10. Where can we find your books?
I have my own bookstore which is accessed through any of the individual book sites. The latest book Tales from the Garden can be found on http://moyhill.com/tales/ and because it is my own store the Ebook is discounted by 50%.
My books are available on Amazon and the quickest route is through my author page.
Amazon UK: http://www.amazon.co.uk/Sally-Georgina-Cronin/e/B003B7O0T6
Amazon US: https://www.amazon.com/author/sallycroninbooks
Thank you very much Darlene for featuring my here today… I always love an opportunity to talk about myself and my books.
Social Media Links
Thank you, Sally for making an appearance on my blog site. All the best for your exciting new book.
Our day trip to Villajoyosa ended with a stop at Santa Barbara Castle, overlooking the city of Alicante and the Mediterranean Sea. The very capable bus driver took us to the top of Mount Benecantil, 166 meters above the city, on a narrow, windy road. This was a large bus and we all held our breath as he barely made it through the castle entrance, built for horse and buggies.
Once there we had an hour to wander the castle and discover the history of Alicante on display in the museums throughout the castle. Archaeological remains from the Bronze Age, Iberian Age and Roman Times have been found on this site.
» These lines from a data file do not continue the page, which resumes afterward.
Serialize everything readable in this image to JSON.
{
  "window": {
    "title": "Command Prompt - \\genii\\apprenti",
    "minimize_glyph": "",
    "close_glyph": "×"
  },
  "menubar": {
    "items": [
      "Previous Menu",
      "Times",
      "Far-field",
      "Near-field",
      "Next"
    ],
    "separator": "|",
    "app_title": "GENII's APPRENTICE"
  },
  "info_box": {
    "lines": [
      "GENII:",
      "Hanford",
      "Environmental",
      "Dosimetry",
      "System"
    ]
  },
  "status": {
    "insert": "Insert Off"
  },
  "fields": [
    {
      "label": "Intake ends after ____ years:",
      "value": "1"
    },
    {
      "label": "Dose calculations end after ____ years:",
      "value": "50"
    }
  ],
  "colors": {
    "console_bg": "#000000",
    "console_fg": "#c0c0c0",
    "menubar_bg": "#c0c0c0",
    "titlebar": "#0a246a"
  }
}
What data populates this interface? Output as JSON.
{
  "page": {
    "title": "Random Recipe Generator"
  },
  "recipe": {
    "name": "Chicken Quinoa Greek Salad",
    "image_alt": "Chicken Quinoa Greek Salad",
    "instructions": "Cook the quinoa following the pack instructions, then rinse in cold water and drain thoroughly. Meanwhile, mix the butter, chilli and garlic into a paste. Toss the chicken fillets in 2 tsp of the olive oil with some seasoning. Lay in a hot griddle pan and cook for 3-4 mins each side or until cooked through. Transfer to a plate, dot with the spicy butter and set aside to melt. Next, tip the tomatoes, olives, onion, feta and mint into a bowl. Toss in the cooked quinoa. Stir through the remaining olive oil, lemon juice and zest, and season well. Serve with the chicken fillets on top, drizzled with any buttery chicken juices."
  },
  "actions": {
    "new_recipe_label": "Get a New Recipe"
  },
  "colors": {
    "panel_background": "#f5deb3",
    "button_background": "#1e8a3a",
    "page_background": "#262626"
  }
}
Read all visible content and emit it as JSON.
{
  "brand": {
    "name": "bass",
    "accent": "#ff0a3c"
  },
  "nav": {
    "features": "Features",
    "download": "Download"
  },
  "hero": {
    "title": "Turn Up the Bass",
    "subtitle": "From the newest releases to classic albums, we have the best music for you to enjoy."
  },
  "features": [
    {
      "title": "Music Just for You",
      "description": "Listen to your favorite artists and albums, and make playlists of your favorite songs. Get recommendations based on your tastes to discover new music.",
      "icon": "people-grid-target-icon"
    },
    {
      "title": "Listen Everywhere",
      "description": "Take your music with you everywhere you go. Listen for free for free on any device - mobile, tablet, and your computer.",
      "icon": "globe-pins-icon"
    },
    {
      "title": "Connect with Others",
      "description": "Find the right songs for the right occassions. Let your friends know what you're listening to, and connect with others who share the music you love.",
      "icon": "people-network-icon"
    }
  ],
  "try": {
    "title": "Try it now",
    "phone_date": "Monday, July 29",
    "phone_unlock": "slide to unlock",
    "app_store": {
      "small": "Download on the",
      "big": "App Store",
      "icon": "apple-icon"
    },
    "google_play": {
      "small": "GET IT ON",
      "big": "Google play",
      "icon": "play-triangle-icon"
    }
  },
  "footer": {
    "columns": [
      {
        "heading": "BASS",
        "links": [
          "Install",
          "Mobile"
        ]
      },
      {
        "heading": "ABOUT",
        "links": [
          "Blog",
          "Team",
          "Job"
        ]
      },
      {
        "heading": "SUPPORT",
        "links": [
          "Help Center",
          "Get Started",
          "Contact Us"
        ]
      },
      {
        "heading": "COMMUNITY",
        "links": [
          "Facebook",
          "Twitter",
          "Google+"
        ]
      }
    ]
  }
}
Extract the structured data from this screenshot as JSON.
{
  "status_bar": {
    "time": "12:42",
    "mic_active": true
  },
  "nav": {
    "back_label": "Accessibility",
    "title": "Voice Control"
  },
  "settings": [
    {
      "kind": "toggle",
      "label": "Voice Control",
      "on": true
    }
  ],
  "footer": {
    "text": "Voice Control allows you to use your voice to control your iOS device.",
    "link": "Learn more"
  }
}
I enjoyed climbing around the many levels, checking out the dungeons, chapel, guardroom, bastions and turrets. I loved the wrought iron warriors and archers strategically placed around the castle.
This was fun for me as I visited this site a number of years ago and set a scene in Amanda in Spain in this very castle
I can´t get enough of the rich history and fascinating castles around here.